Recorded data
Segment Open

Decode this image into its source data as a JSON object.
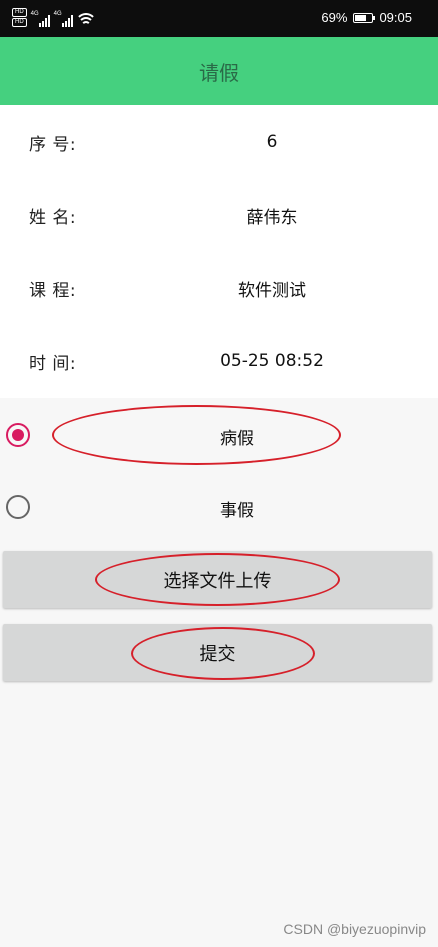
{
  "status_bar": {
    "hd_top": "HD",
    "hd_bottom": "HD",
    "net_1": "4G",
    "net_2": "4G",
    "battery": "69%",
    "time": "09:05",
    "icons": [
      "signal-icon",
      "wifi-icon",
      "battery-icon"
    ]
  },
  "app_bar": {
    "title": "请假"
  },
  "info": {
    "rows": [
      {
        "label": "序 号:",
        "value": "6"
      },
      {
        "label": "姓 名:",
        "value": "薛伟东"
      },
      {
        "label": "课 程:",
        "value": "软件测试"
      },
      {
        "label": "时 间:",
        "value": "05-25 08:52"
      }
    ]
  },
  "leave_type": {
    "options": [
      {
        "label": "病假",
        "checked": true
      },
      {
        "label": "事假",
        "checked": false
      }
    ]
  },
  "actions": {
    "upload_label": "选择文件上传",
    "submit_label": "提交"
  },
  "watermark": "CSDN @biyezuopinvip",
  "colors": {
    "app_bar": "#45d07f",
    "accent": "#d81b60",
    "annotation": "#d6202a"
  }
}
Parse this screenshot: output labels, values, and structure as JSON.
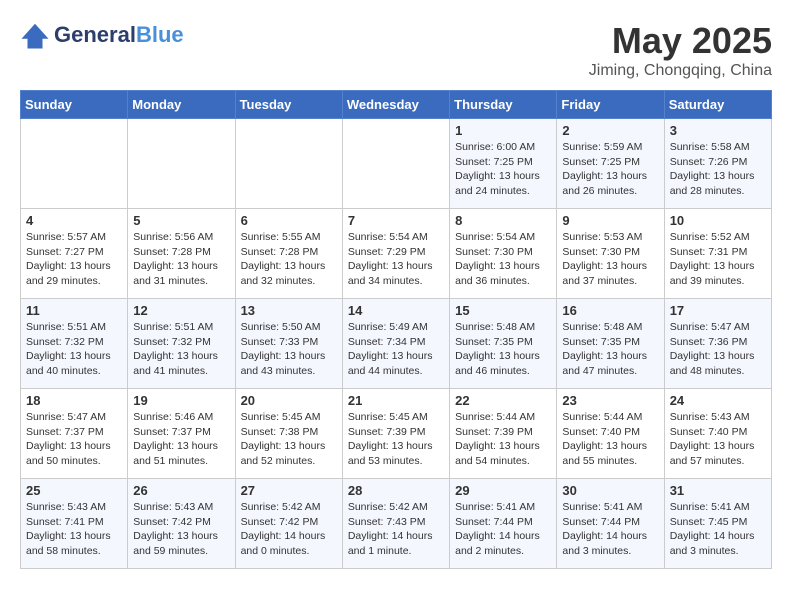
{
  "header": {
    "logo_line1": "General",
    "logo_line2": "Blue",
    "month_year": "May 2025",
    "location": "Jiming, Chongqing, China"
  },
  "weekdays": [
    "Sunday",
    "Monday",
    "Tuesday",
    "Wednesday",
    "Thursday",
    "Friday",
    "Saturday"
  ],
  "weeks": [
    [
      {
        "day": "",
        "info": ""
      },
      {
        "day": "",
        "info": ""
      },
      {
        "day": "",
        "info": ""
      },
      {
        "day": "",
        "info": ""
      },
      {
        "day": "1",
        "info": "Sunrise: 6:00 AM\nSunset: 7:25 PM\nDaylight: 13 hours\nand 24 minutes."
      },
      {
        "day": "2",
        "info": "Sunrise: 5:59 AM\nSunset: 7:25 PM\nDaylight: 13 hours\nand 26 minutes."
      },
      {
        "day": "3",
        "info": "Sunrise: 5:58 AM\nSunset: 7:26 PM\nDaylight: 13 hours\nand 28 minutes."
      }
    ],
    [
      {
        "day": "4",
        "info": "Sunrise: 5:57 AM\nSunset: 7:27 PM\nDaylight: 13 hours\nand 29 minutes."
      },
      {
        "day": "5",
        "info": "Sunrise: 5:56 AM\nSunset: 7:28 PM\nDaylight: 13 hours\nand 31 minutes."
      },
      {
        "day": "6",
        "info": "Sunrise: 5:55 AM\nSunset: 7:28 PM\nDaylight: 13 hours\nand 32 minutes."
      },
      {
        "day": "7",
        "info": "Sunrise: 5:54 AM\nSunset: 7:29 PM\nDaylight: 13 hours\nand 34 minutes."
      },
      {
        "day": "8",
        "info": "Sunrise: 5:54 AM\nSunset: 7:30 PM\nDaylight: 13 hours\nand 36 minutes."
      },
      {
        "day": "9",
        "info": "Sunrise: 5:53 AM\nSunset: 7:30 PM\nDaylight: 13 hours\nand 37 minutes."
      },
      {
        "day": "10",
        "info": "Sunrise: 5:52 AM\nSunset: 7:31 PM\nDaylight: 13 hours\nand 39 minutes."
      }
    ],
    [
      {
        "day": "11",
        "info": "Sunrise: 5:51 AM\nSunset: 7:32 PM\nDaylight: 13 hours\nand 40 minutes."
      },
      {
        "day": "12",
        "info": "Sunrise: 5:51 AM\nSunset: 7:32 PM\nDaylight: 13 hours\nand 41 minutes."
      },
      {
        "day": "13",
        "info": "Sunrise: 5:50 AM\nSunset: 7:33 PM\nDaylight: 13 hours\nand 43 minutes."
      },
      {
        "day": "14",
        "info": "Sunrise: 5:49 AM\nSunset: 7:34 PM\nDaylight: 13 hours\nand 44 minutes."
      },
      {
        "day": "15",
        "info": "Sunrise: 5:48 AM\nSunset: 7:35 PM\nDaylight: 13 hours\nand 46 minutes."
      },
      {
        "day": "16",
        "info": "Sunrise: 5:48 AM\nSunset: 7:35 PM\nDaylight: 13 hours\nand 47 minutes."
      },
      {
        "day": "17",
        "info": "Sunrise: 5:47 AM\nSunset: 7:36 PM\nDaylight: 13 hours\nand 48 minutes."
      }
    ],
    [
      {
        "day": "18",
        "info": "Sunrise: 5:47 AM\nSunset: 7:37 PM\nDaylight: 13 hours\nand 50 minutes."
      },
      {
        "day": "19",
        "info": "Sunrise: 5:46 AM\nSunset: 7:37 PM\nDaylight: 13 hours\nand 51 minutes."
      },
      {
        "day": "20",
        "info": "Sunrise: 5:45 AM\nSunset: 7:38 PM\nDaylight: 13 hours\nand 52 minutes."
      },
      {
        "day": "21",
        "info": "Sunrise: 5:45 AM\nSunset: 7:39 PM\nDaylight: 13 hours\nand 53 minutes."
      },
      {
        "day": "22",
        "info": "Sunrise: 5:44 AM\nSunset: 7:39 PM\nDaylight: 13 hours\nand 54 minutes."
      },
      {
        "day": "23",
        "info": "Sunrise: 5:44 AM\nSunset: 7:40 PM\nDaylight: 13 hours\nand 55 minutes."
      },
      {
        "day": "24",
        "info": "Sunrise: 5:43 AM\nSunset: 7:40 PM\nDaylight: 13 hours\nand 57 minutes."
      }
    ],
    [
      {
        "day": "25",
        "info": "Sunrise: 5:43 AM\nSunset: 7:41 PM\nDaylight: 13 hours\nand 58 minutes."
      },
      {
        "day": "26",
        "info": "Sunrise: 5:43 AM\nSunset: 7:42 PM\nDaylight: 13 hours\nand 59 minutes."
      },
      {
        "day": "27",
        "info": "Sunrise: 5:42 AM\nSunset: 7:42 PM\nDaylight: 14 hours\nand 0 minutes."
      },
      {
        "day": "28",
        "info": "Sunrise: 5:42 AM\nSunset: 7:43 PM\nDaylight: 14 hours\nand 1 minute."
      },
      {
        "day": "29",
        "info": "Sunrise: 5:41 AM\nSunset: 7:44 PM\nDaylight: 14 hours\nand 2 minutes."
      },
      {
        "day": "30",
        "info": "Sunrise: 5:41 AM\nSunset: 7:44 PM\nDaylight: 14 hours\nand 3 minutes."
      },
      {
        "day": "31",
        "info": "Sunrise: 5:41 AM\nSunset: 7:45 PM\nDaylight: 14 hours\nand 3 minutes."
      }
    ]
  ]
}
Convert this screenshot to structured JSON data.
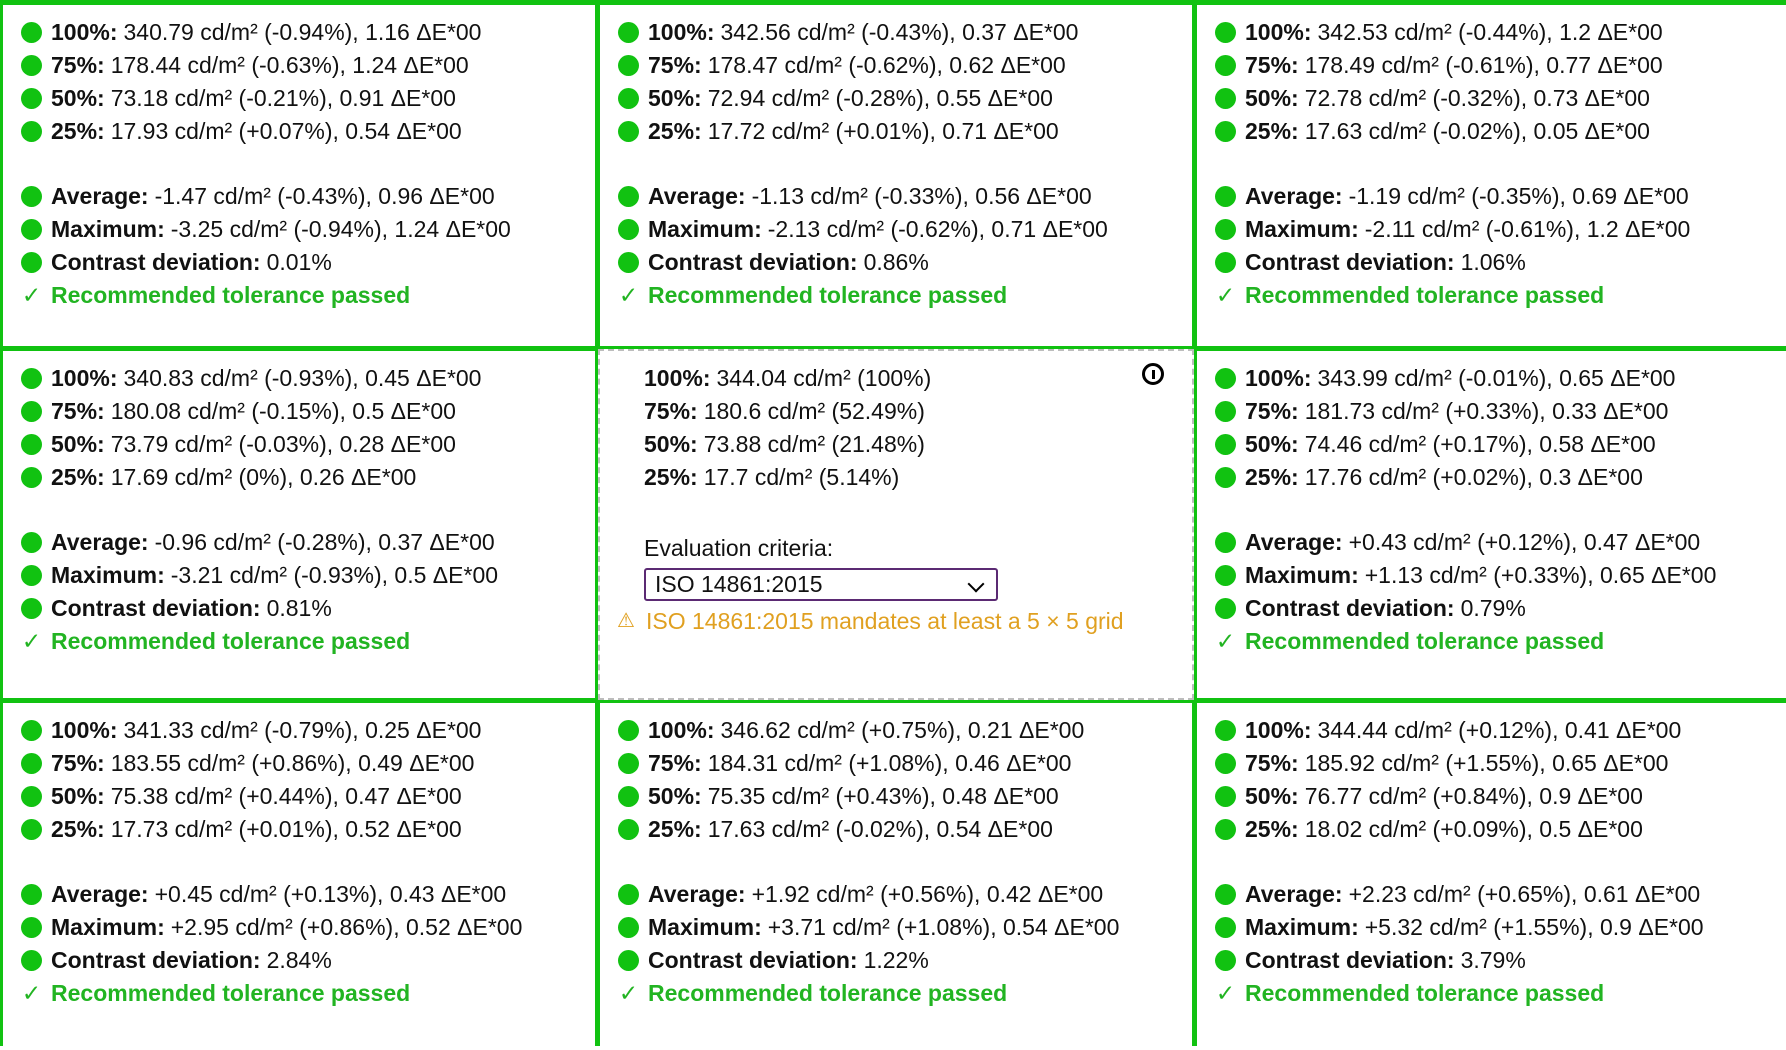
{
  "cells": [
    {
      "lines": [
        {
          "label": "100%:",
          "value": "340.79 cd/m² (-0.94%), 1.16 ΔE*00"
        },
        {
          "label": "75%:",
          "value": "178.44 cd/m² (-0.63%), 1.24 ΔE*00"
        },
        {
          "label": "50%:",
          "value": "73.18 cd/m² (-0.21%), 0.91 ΔE*00"
        },
        {
          "label": "25%:",
          "value": "17.93 cd/m² (+0.07%), 0.54 ΔE*00"
        },
        {
          "label": "Average:",
          "value": "-1.47 cd/m² (-0.43%), 0.96 ΔE*00"
        },
        {
          "label": "Maximum:",
          "value": "-3.25 cd/m² (-0.94%), 1.24 ΔE*00"
        },
        {
          "label": "Contrast deviation:",
          "value": "0.01%"
        }
      ],
      "pass": "Recommended tolerance passed"
    },
    {
      "lines": [
        {
          "label": "100%:",
          "value": "342.56 cd/m² (-0.43%), 0.37 ΔE*00"
        },
        {
          "label": "75%:",
          "value": "178.47 cd/m² (-0.62%), 0.62 ΔE*00"
        },
        {
          "label": "50%:",
          "value": "72.94 cd/m² (-0.28%), 0.55 ΔE*00"
        },
        {
          "label": "25%:",
          "value": "17.72 cd/m² (+0.01%), 0.71 ΔE*00"
        },
        {
          "label": "Average:",
          "value": "-1.13 cd/m² (-0.33%), 0.56 ΔE*00"
        },
        {
          "label": "Maximum:",
          "value": "-2.13 cd/m² (-0.62%), 0.71 ΔE*00"
        },
        {
          "label": "Contrast deviation:",
          "value": "0.86%"
        }
      ],
      "pass": "Recommended tolerance passed"
    },
    {
      "lines": [
        {
          "label": "100%:",
          "value": "342.53 cd/m² (-0.44%), 1.2 ΔE*00"
        },
        {
          "label": "75%:",
          "value": "178.49 cd/m² (-0.61%), 0.77 ΔE*00"
        },
        {
          "label": "50%:",
          "value": "72.78 cd/m² (-0.32%), 0.73 ΔE*00"
        },
        {
          "label": "25%:",
          "value": "17.63 cd/m² (-0.02%), 0.05 ΔE*00"
        },
        {
          "label": "Average:",
          "value": "-1.19 cd/m² (-0.35%), 0.69 ΔE*00"
        },
        {
          "label": "Maximum:",
          "value": "-2.11 cd/m² (-0.61%), 1.2 ΔE*00"
        },
        {
          "label": "Contrast deviation:",
          "value": "1.06%"
        }
      ],
      "pass": "Recommended tolerance passed"
    },
    {
      "lines": [
        {
          "label": "100%:",
          "value": "340.83 cd/m² (-0.93%), 0.45 ΔE*00"
        },
        {
          "label": "75%:",
          "value": "180.08 cd/m² (-0.15%), 0.5 ΔE*00"
        },
        {
          "label": "50%:",
          "value": "73.79 cd/m² (-0.03%), 0.28 ΔE*00"
        },
        {
          "label": "25%:",
          "value": "17.69 cd/m² (0%), 0.26 ΔE*00"
        },
        {
          "label": "Average:",
          "value": "-0.96 cd/m² (-0.28%), 0.37 ΔE*00"
        },
        {
          "label": "Maximum:",
          "value": "-3.21 cd/m² (-0.93%), 0.5 ΔE*00"
        },
        {
          "label": "Contrast deviation:",
          "value": "0.81%"
        }
      ],
      "pass": "Recommended tolerance passed"
    },
    {
      "center": true
    },
    {
      "lines": [
        {
          "label": "100%:",
          "value": "343.99 cd/m² (-0.01%), 0.65 ΔE*00"
        },
        {
          "label": "75%:",
          "value": "181.73 cd/m² (+0.33%), 0.33 ΔE*00"
        },
        {
          "label": "50%:",
          "value": "74.46 cd/m² (+0.17%), 0.58 ΔE*00"
        },
        {
          "label": "25%:",
          "value": "17.76 cd/m² (+0.02%), 0.3 ΔE*00"
        },
        {
          "label": "Average:",
          "value": "+0.43 cd/m² (+0.12%), 0.47 ΔE*00"
        },
        {
          "label": "Maximum:",
          "value": "+1.13 cd/m² (+0.33%), 0.65 ΔE*00"
        },
        {
          "label": "Contrast deviation:",
          "value": "0.79%"
        }
      ],
      "pass": "Recommended tolerance passed"
    },
    {
      "lines": [
        {
          "label": "100%:",
          "value": "341.33 cd/m² (-0.79%), 0.25 ΔE*00"
        },
        {
          "label": "75%:",
          "value": "183.55 cd/m² (+0.86%), 0.49 ΔE*00"
        },
        {
          "label": "50%:",
          "value": "75.38 cd/m² (+0.44%), 0.47 ΔE*00"
        },
        {
          "label": "25%:",
          "value": "17.73 cd/m² (+0.01%), 0.52 ΔE*00"
        },
        {
          "label": "Average:",
          "value": "+0.45 cd/m² (+0.13%), 0.43 ΔE*00"
        },
        {
          "label": "Maximum:",
          "value": "+2.95 cd/m² (+0.86%), 0.52 ΔE*00"
        },
        {
          "label": "Contrast deviation:",
          "value": "2.84%"
        }
      ],
      "pass": "Recommended tolerance passed"
    },
    {
      "lines": [
        {
          "label": "100%:",
          "value": "346.62 cd/m² (+0.75%), 0.21 ΔE*00"
        },
        {
          "label": "75%:",
          "value": "184.31 cd/m² (+1.08%), 0.46 ΔE*00"
        },
        {
          "label": "50%:",
          "value": "75.35 cd/m² (+0.43%), 0.48 ΔE*00"
        },
        {
          "label": "25%:",
          "value": "17.63 cd/m² (-0.02%), 0.54 ΔE*00"
        },
        {
          "label": "Average:",
          "value": "+1.92 cd/m² (+0.56%), 0.42 ΔE*00"
        },
        {
          "label": "Maximum:",
          "value": "+3.71 cd/m² (+1.08%), 0.54 ΔE*00"
        },
        {
          "label": "Contrast deviation:",
          "value": "1.22%"
        }
      ],
      "pass": "Recommended tolerance passed"
    },
    {
      "lines": [
        {
          "label": "100%:",
          "value": "344.44 cd/m² (+0.12%), 0.41 ΔE*00"
        },
        {
          "label": "75%:",
          "value": "185.92 cd/m² (+1.55%), 0.65 ΔE*00"
        },
        {
          "label": "50%:",
          "value": "76.77 cd/m² (+0.84%), 0.9 ΔE*00"
        },
        {
          "label": "25%:",
          "value": "18.02 cd/m² (+0.09%), 0.5 ΔE*00"
        },
        {
          "label": "Average:",
          "value": "+2.23 cd/m² (+0.65%), 0.61 ΔE*00"
        },
        {
          "label": "Maximum:",
          "value": "+5.32 cd/m² (+1.55%), 0.9 ΔE*00"
        },
        {
          "label": "Contrast deviation:",
          "value": "3.79%"
        }
      ],
      "pass": "Recommended tolerance passed"
    }
  ],
  "reference": {
    "lines": [
      {
        "label": "100%:",
        "value": "344.04 cd/m² (100%)"
      },
      {
        "label": "75%:",
        "value": "180.6 cd/m² (52.49%)"
      },
      {
        "label": "50%:",
        "value": "73.88 cd/m² (21.48%)"
      },
      {
        "label": "25%:",
        "value": "17.7 cd/m² (5.14%)"
      }
    ],
    "criteria_label": "Evaluation criteria:",
    "criteria_value": "ISO 14861:2015",
    "warning": "ISO 14861:2015 mandates at least a 5 × 5 grid",
    "info_icon": "info-icon"
  },
  "icons": {
    "pass_check": "✓",
    "warning": "⚠"
  },
  "colors": {
    "pass": "#11c211",
    "warning": "#e0a020",
    "select_border": "#5b2a73"
  }
}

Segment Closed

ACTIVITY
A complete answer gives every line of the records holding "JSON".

SOLUTION TO THIS PROBLEM
Decode this image into its source data as a JSON object.
Parse this screenshot: output labels, values, and structure as JSON.
Convert this screenshot to structured JSON data.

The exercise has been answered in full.